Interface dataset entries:

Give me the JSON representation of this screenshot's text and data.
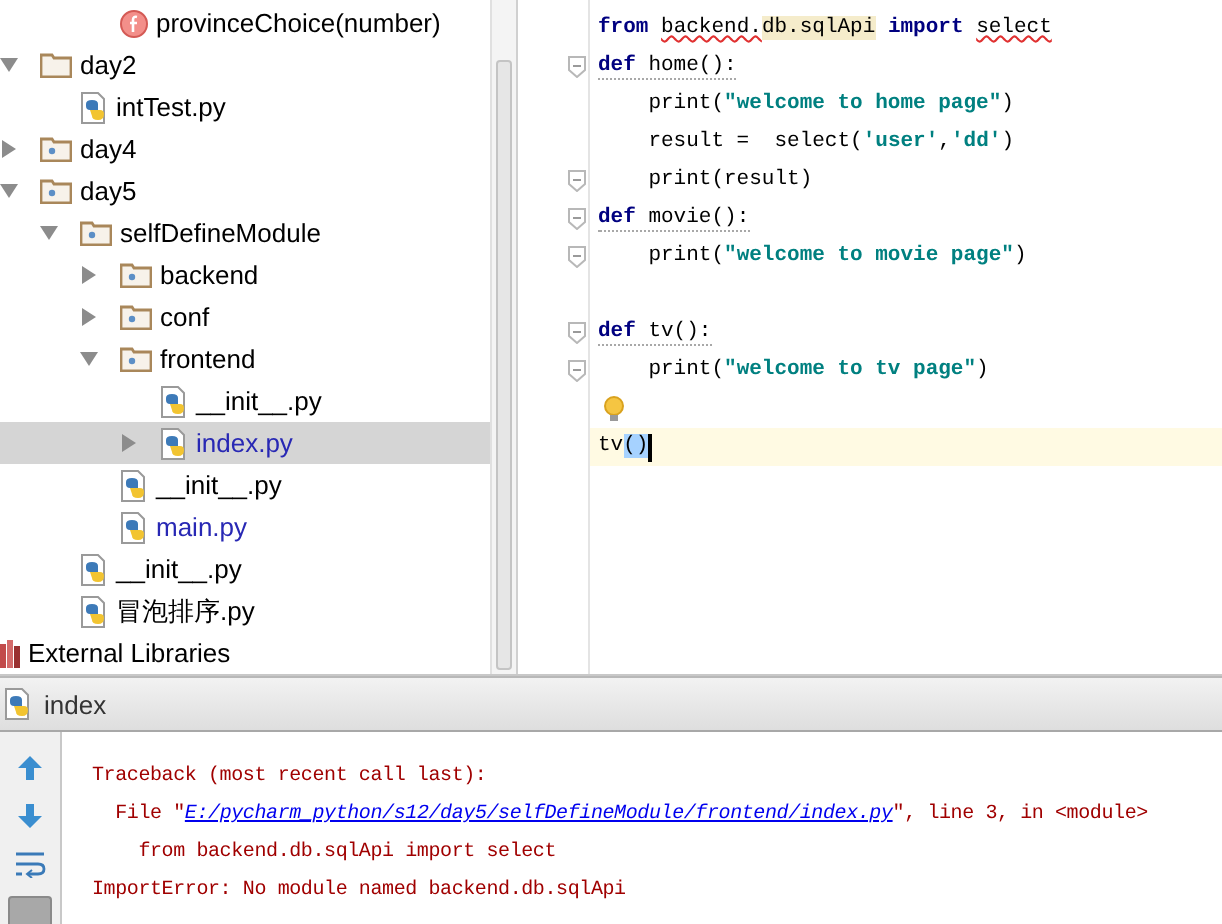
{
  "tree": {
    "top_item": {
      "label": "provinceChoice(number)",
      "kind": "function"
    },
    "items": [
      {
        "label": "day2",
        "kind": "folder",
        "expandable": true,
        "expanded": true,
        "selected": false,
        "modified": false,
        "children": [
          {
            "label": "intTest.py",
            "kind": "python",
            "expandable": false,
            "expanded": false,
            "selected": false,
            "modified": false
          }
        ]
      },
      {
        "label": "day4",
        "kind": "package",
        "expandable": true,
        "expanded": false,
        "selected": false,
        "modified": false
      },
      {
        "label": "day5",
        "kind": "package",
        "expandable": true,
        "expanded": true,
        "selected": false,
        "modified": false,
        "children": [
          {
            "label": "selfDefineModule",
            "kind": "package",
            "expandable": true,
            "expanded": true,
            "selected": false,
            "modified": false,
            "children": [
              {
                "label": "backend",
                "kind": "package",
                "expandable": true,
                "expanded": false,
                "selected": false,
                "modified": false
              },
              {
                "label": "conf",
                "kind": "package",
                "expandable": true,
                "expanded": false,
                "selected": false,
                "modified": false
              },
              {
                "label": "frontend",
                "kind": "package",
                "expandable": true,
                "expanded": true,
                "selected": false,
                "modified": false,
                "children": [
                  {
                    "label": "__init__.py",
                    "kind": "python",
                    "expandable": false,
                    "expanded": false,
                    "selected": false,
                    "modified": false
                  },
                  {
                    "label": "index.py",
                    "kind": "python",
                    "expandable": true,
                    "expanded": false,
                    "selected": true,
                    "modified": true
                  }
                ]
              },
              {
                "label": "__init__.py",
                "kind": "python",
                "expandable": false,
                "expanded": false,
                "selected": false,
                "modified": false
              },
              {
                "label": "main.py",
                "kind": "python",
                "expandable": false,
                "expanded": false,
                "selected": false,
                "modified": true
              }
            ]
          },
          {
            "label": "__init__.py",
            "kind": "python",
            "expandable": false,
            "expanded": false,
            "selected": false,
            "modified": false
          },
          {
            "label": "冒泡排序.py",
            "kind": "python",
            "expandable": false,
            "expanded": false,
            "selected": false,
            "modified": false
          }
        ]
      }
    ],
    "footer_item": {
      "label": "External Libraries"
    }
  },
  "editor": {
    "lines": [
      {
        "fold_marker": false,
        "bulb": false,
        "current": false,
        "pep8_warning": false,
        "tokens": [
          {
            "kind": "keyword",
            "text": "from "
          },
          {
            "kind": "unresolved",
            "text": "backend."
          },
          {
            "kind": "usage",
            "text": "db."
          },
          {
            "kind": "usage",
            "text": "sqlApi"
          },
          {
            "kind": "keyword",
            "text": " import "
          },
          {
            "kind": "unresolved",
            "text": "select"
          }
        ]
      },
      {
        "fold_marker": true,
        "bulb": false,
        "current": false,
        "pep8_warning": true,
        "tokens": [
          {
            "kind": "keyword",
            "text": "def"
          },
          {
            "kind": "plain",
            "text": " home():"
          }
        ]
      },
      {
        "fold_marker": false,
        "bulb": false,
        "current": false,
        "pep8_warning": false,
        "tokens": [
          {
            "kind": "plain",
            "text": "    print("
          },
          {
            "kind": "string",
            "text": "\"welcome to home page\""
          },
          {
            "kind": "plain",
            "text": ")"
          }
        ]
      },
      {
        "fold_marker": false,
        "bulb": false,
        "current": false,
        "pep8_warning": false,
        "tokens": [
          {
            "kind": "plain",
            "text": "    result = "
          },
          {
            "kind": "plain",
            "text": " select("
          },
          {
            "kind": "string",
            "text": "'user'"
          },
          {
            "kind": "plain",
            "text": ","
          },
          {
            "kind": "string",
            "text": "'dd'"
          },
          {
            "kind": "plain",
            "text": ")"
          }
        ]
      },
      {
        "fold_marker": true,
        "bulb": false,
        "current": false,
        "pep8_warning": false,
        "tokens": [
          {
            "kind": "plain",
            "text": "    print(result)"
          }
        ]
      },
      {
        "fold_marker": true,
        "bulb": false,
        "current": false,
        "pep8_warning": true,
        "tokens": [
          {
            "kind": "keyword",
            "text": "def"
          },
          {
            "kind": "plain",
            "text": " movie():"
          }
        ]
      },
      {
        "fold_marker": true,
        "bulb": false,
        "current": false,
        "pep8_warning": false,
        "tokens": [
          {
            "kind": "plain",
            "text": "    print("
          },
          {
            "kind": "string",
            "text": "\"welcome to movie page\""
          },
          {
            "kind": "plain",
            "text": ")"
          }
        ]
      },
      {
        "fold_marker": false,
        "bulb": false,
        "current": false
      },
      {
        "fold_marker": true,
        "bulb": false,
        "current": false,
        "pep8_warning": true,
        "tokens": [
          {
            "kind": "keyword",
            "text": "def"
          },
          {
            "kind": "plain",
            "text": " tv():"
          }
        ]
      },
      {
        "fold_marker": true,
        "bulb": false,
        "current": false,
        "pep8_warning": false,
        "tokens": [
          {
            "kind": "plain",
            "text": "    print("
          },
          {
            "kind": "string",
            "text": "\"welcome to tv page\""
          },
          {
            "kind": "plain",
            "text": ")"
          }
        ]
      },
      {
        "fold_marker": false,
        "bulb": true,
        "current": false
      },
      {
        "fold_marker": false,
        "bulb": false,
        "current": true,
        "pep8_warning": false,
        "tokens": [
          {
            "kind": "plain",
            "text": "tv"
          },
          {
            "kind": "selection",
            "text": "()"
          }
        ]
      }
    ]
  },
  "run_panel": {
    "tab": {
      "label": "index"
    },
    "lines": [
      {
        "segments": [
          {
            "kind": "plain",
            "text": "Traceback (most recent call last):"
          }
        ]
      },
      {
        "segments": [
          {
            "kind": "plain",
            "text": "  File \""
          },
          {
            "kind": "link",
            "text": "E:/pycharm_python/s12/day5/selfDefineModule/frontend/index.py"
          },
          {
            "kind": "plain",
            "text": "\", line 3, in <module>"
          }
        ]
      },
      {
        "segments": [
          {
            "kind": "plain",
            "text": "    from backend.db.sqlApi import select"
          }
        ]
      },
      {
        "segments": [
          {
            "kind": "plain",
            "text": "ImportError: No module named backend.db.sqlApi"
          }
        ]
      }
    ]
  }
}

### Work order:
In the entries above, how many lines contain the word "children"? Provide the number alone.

### Solution to this exercise:
4